By Simon Jack
Nissan will accelerate plans towards electrification by committing that all vehicles sold in Europe will be electric by 2030.
The announcement comes despite the UK postponing its 2030 ban on the sale of new petrol and diesel cars to 2035.
Nissan's boss said the firm's move was "the right thing to do".
Car trade body the SMMT has voiced concerns that the postponement of the ban would see consumers delay the switch to electric vehicles.
Nissan will also introduce new battery technology by the end of the decade that it said will reduce both the charging time and cost of electric vehicles (EVs), but it did not specify when EVs would cost the same as petrol cars.
"Nissan will make the switch to full electric by 2030 in Europe. We believe it is the right thing to do for our business, our customers and for the planet," said Nissan's chief executive Makoto Uchida.
Nissan is the only car company to have its own battery manufacturing capability in the UK.
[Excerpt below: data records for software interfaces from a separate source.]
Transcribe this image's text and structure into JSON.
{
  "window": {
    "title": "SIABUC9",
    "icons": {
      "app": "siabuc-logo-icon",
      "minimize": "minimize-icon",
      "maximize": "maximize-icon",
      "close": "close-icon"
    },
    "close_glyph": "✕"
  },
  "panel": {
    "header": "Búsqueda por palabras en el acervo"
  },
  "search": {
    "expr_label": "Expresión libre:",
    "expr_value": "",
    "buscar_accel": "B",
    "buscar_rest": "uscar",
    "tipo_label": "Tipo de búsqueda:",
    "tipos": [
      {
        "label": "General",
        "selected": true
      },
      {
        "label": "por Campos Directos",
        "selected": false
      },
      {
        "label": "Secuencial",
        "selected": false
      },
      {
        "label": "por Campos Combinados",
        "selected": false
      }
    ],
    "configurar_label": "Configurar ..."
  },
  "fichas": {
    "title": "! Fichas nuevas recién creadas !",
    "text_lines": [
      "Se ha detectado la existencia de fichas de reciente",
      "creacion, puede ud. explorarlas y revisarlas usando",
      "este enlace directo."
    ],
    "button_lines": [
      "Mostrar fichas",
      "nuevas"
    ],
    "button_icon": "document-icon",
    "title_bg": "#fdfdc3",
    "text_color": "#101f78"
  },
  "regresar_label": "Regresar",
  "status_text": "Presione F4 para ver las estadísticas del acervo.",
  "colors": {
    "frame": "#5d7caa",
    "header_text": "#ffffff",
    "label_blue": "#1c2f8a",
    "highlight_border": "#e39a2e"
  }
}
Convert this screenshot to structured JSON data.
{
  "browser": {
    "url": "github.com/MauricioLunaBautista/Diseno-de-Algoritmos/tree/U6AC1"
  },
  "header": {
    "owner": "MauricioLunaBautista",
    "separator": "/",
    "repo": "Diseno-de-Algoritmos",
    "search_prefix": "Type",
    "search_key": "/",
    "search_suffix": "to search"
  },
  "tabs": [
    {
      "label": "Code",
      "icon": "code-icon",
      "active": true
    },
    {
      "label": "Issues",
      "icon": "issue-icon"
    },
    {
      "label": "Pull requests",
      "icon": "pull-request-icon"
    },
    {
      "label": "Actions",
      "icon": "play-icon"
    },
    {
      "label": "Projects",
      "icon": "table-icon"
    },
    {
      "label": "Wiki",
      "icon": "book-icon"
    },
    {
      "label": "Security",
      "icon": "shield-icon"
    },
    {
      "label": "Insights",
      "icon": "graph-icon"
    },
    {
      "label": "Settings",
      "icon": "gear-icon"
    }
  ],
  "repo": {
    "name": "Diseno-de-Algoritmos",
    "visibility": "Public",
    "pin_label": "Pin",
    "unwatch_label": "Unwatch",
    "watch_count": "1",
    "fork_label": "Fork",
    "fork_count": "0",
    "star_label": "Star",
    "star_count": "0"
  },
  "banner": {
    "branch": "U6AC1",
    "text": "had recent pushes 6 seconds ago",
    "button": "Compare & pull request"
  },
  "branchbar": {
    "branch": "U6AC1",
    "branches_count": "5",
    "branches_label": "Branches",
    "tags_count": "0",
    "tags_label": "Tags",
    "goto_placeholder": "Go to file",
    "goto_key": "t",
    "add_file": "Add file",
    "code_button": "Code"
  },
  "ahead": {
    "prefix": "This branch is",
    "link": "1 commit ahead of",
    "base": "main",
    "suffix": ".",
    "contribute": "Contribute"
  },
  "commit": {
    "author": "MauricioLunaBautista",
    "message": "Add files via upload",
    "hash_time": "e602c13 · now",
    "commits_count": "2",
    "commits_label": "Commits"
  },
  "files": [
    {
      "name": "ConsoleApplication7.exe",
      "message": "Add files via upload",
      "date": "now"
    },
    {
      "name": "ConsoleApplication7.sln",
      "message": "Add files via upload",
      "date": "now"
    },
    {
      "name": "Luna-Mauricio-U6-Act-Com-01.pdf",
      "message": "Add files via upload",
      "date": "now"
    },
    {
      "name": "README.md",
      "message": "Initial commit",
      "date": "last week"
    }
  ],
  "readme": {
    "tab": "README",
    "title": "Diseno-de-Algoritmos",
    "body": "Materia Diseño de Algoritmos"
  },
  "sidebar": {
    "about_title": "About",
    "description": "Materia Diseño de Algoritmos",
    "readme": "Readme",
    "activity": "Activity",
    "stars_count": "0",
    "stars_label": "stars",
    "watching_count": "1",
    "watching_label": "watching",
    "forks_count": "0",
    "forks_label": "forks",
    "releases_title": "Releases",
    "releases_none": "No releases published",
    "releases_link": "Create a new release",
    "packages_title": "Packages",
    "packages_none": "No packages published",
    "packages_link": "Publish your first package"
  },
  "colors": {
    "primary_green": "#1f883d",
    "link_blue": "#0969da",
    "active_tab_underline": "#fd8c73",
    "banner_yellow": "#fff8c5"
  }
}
Last year, it announced plans to invest £1bn in expanding the facility that sits next to its Sunderland car plant. The government contributed £100m towards the project.
That gives Nissan an advantage over other carmakers who import the vast majority of their batteries from China.
Post-Brexit trading rules due to take effect in January next year require vehicles made in the UK or EU to source 45% of their components by value from the UK or EU to avoid a 10% tariff when exported either way.
As batteries are the most expensive part of an electric vehicle, some manufacturers in both the UK and EU have said they will be unable to hit that threshold and have called on the requirement to be deferred until plants are ready and able to supply the batteries.
Business Secretary Kemi Badenoch recently told the BBC the government was optimistic that a deferral could be secured.